  7. You can be punished more harshly for online crimes than for real life crimes--Thanks to the wording of the law, punishment for those charged with this law is "one degree higher" than that provided for in the Revised Penal Code. Because of this, if you're charged with online libel, you can be fined a million bucks or spend 12 months in jail.
  8. You must trust the government to do the right thing in implementing the law--The government refuses to budge on this law, saying the public should trust them to come up with the proper Implementing Rules and Regulation to ensure that there won't be abuses of the law despite the vague wording. This after the some of the lawmakers who signed the law admitted they had no idea what had gone into the law.
  9. The law shall apply to all Filipinos wherever they are--Just because you think you're not in the Philippines, you can escape jurisdiction from this Philippine law. Think again: this law has universal jurisdiction. Even your electronic devices that are situated (or even partly) in the Philippines are under jurisdiction under this law.
  10. The law doesn't really protect you--Supposedly it goes after identity-theft. However, because of the heavy provisions against online libel, a hacker can take over your account and post libelous stuff, and then pull out. From the safety of distance, he can watch the fireworks fly as the government screws you over. So yes, it can protect industries and the rich and powerful, just not you.
(Credit to Joseph H. Nacino of The Virtual Eye)

The Cybercrime Prevention Act of 2012, officially recorded as Republic Act No. 10175, is a law in the Philippines approved on 12 September 2012. It aims to address legal issues concerning online interactions and the Internet in the Philippines. Among the cybercrime offenses included in the bill are cybersquatting, cybersex, child pornography, identity theft, illegal access to data and libel.
While hailed for penalizing illegal acts done via the internet that were not covered by old laws, the act has been criticized for its provision on criminalizing libel, which is perceived to be a curtailment in freedom of expression.

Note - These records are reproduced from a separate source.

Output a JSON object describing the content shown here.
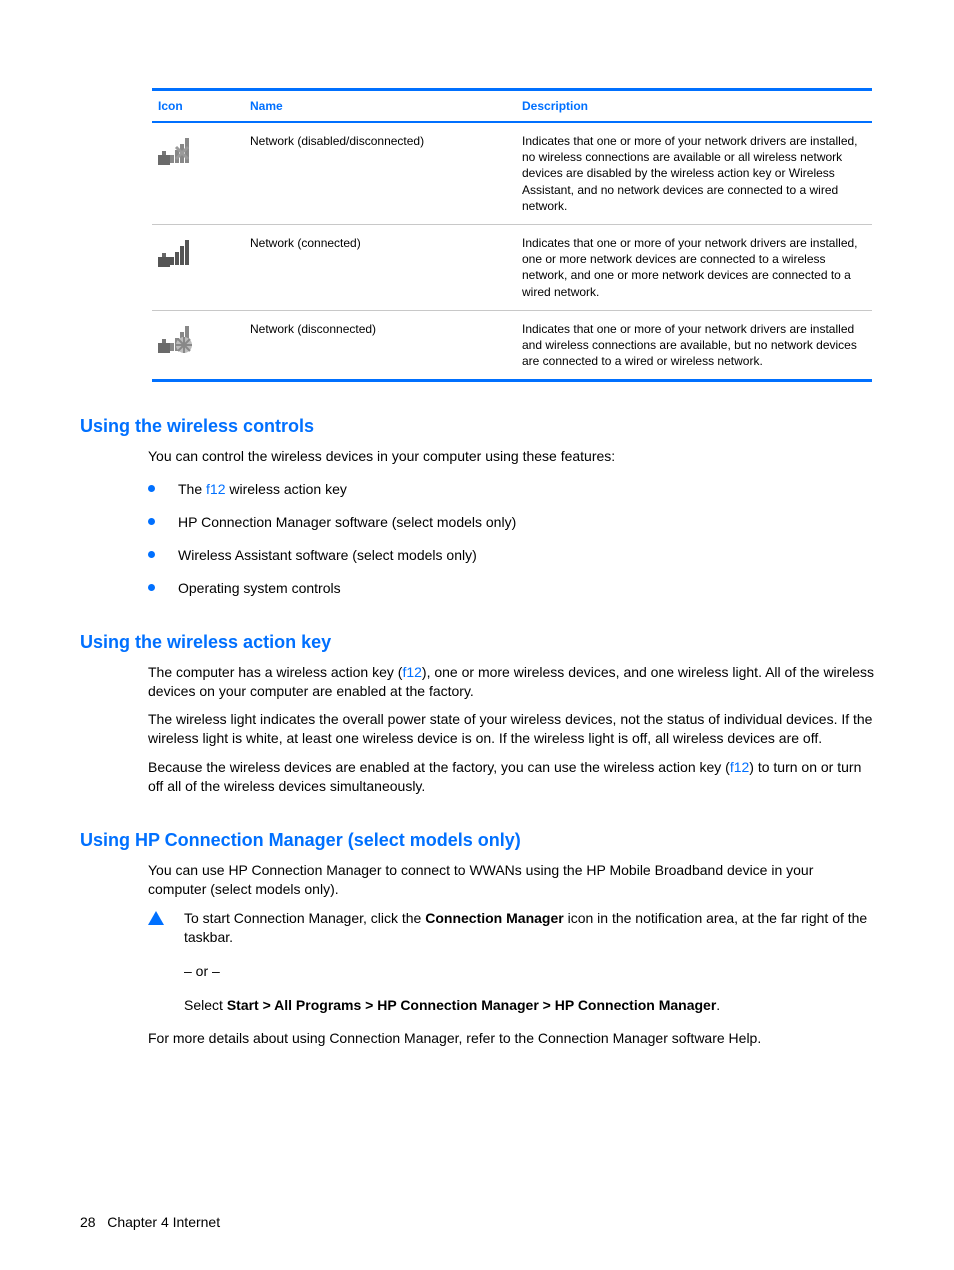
{
  "table": {
    "headers": {
      "icon": "Icon",
      "name": "Name",
      "desc": "Description"
    },
    "rows": [
      {
        "name": "Network (disabled/disconnected)",
        "desc": "Indicates that one or more of your network drivers are installed, no wireless connections are available or all wireless network devices are disabled by the wireless action key or Wireless Assistant, and no network devices are connected to a wired network."
      },
      {
        "name": "Network (connected)",
        "desc": "Indicates that one or more of your network drivers are installed, one or more network devices are connected to a wireless network, and one or more network devices are connected to a wired network."
      },
      {
        "name": "Network (disconnected)",
        "desc": "Indicates that one or more of your network drivers are installed and wireless connections are available, but no network devices are connected to a wired or wireless network."
      }
    ]
  },
  "sections": {
    "wireless_controls": {
      "heading": "Using the wireless controls",
      "intro": "You can control the wireless devices in your computer using these features:",
      "bullets_pre1": "The ",
      "bullets_key1": "f12",
      "bullets_post1": " wireless action key",
      "bullet2": "HP Connection Manager software (select models only)",
      "bullet3": "Wireless Assistant software (select models only)",
      "bullet4": "Operating system controls"
    },
    "action_key": {
      "heading": "Using the wireless action key",
      "p1a": "The computer has a wireless action key (",
      "p1key": "f12",
      "p1b": "), one or more wireless devices, and one wireless light. All of the wireless devices on your computer are enabled at the factory.",
      "p2": "The wireless light indicates the overall power state of your wireless devices, not the status of individual devices. If the wireless light is white, at least one wireless device is on. If the wireless light is off, all wireless devices are off.",
      "p3a": "Because the wireless devices are enabled at the factory, you can use the wireless action key (",
      "p3key": "f12",
      "p3b": ") to turn on or turn off all of the wireless devices simultaneously."
    },
    "conn_mgr": {
      "heading": "Using HP Connection Manager (select models only)",
      "p1": "You can use HP Connection Manager to connect to WWANs using the HP Mobile Broadband device in your computer (select models only).",
      "note1a": "To start Connection Manager, click the ",
      "note1bold": "Connection Manager",
      "note1b": " icon in the notification area, at the far right of the taskbar.",
      "or": "– or –",
      "note2a": "Select ",
      "note2bold": "Start > All Programs > HP Connection Manager > HP Connection Manager",
      "note2b": ".",
      "p2": "For more details about using Connection Manager, refer to the Connection Manager software Help."
    }
  },
  "footer": {
    "page": "28",
    "chapter": "Chapter 4   Internet"
  }
}
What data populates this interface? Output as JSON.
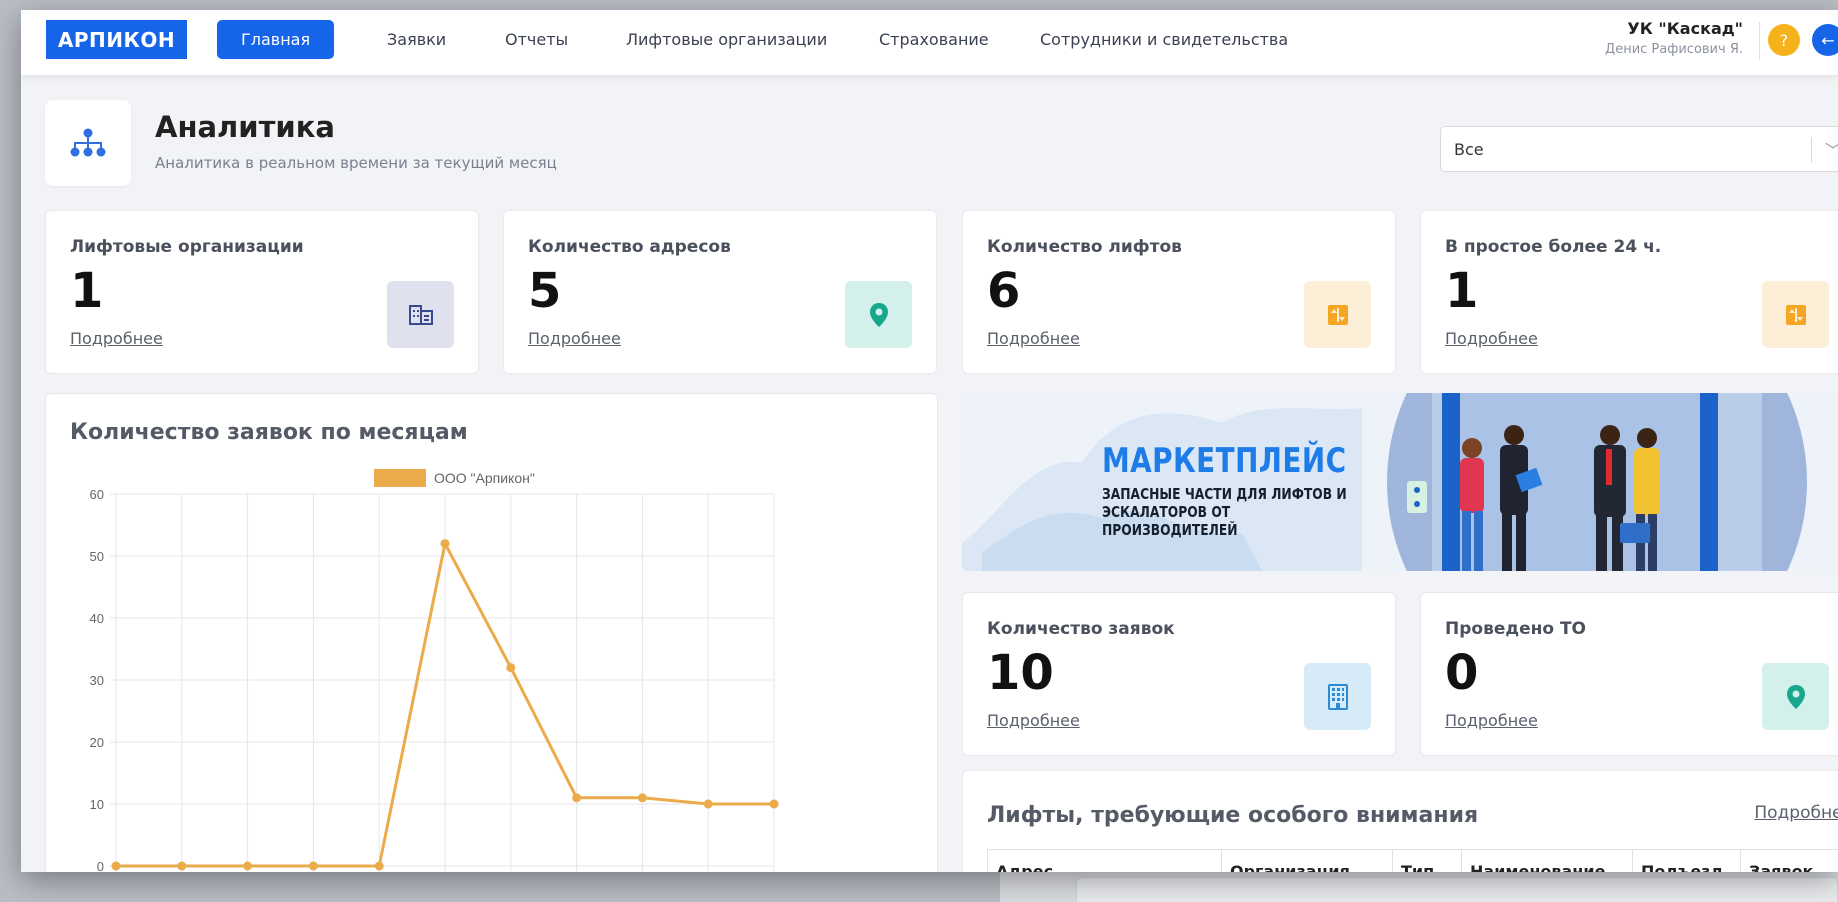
{
  "app": {
    "logo": "АРПИКОН",
    "nav": [
      {
        "label": "Главная",
        "active": true
      },
      {
        "label": "Заявки",
        "active": false
      },
      {
        "label": "Отчеты",
        "active": false
      },
      {
        "label": "Лифтовые организации",
        "active": false
      },
      {
        "label": "Страхование",
        "active": false
      },
      {
        "label": "Сотрудники и свидетельства",
        "active": false
      }
    ],
    "user": {
      "org": "УК \"Каскад\"",
      "name": "Денис Рафисович Я."
    },
    "help_label": "?",
    "logout_icon": "←"
  },
  "page": {
    "title": "Аналитика",
    "subtitle": "Аналитика в реальном времени за текущий месяц",
    "filter_value": "Все"
  },
  "stats": [
    {
      "label": "Лифтовые организации",
      "value": "1",
      "link": "Подробнее",
      "icon": "building-icon",
      "icon_bg": "#dfe1ee",
      "icon_color": "#3a4a8c"
    },
    {
      "label": "Количество адресов",
      "value": "5",
      "link": "Подробнее",
      "icon": "map-pin-icon",
      "icon_bg": "#d3f0ea",
      "icon_color": "#16a78c"
    },
    {
      "label": "Количество лифтов",
      "value": "6",
      "link": "Подробнее",
      "icon": "elevator-icon",
      "icon_bg": "#fdeed7",
      "icon_color": "#f5a623"
    },
    {
      "label": "В простое более 24 ч.",
      "value": "1",
      "link": "Подробнее",
      "icon": "elevator-icon",
      "icon_bg": "#fdeed7",
      "icon_color": "#f5a623"
    },
    {
      "label": "Количество заявок",
      "value": "10",
      "link": "Подробнее",
      "icon": "office-building-icon",
      "icon_bg": "#d6eaf8",
      "icon_color": "#2a8bd6"
    },
    {
      "label": "Проведено ТО",
      "value": "0",
      "link": "Подробнее",
      "icon": "map-pin-icon",
      "icon_bg": "#d3f0ea",
      "icon_color": "#16a78c"
    }
  ],
  "chart_card": {
    "title": "Количество заявок по месяцам"
  },
  "chart_data": {
    "type": "line",
    "title": "",
    "xlabel": "",
    "ylabel": "",
    "ylim": [
      0,
      60
    ],
    "yticks": [
      0,
      10,
      20,
      30,
      40,
      50,
      60
    ],
    "grid": true,
    "legend_position": "top",
    "series": [
      {
        "name": "ООО \"Арпикон\"",
        "color": "#ecab4a",
        "values": [
          0,
          0,
          0,
          0,
          0,
          52,
          32,
          11,
          11,
          10,
          10
        ]
      }
    ]
  },
  "banner": {
    "title": "МАРКЕТПЛЕЙС",
    "subtitle_line1": "ЗАПАСНЫЕ ЧАСТИ ДЛЯ ЛИФТОВ И",
    "subtitle_line2": "ЭСКАЛАТОРОВ ОТ ПРОИЗВОДИТЕЛЕЙ"
  },
  "attention": {
    "title": "Лифты, требующие особого внимания",
    "link": "Подробнее",
    "columns": [
      "Адрес",
      "Организация",
      "Тип",
      "Наименование",
      "Подъезд",
      "Заявок"
    ]
  }
}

On October 9, 2012, the Supreme Court of the Philippines issued a temporary restraining order, stopping implementation of the Act for 120 days, and extended it on 5 February 2013 "until further orders from the court."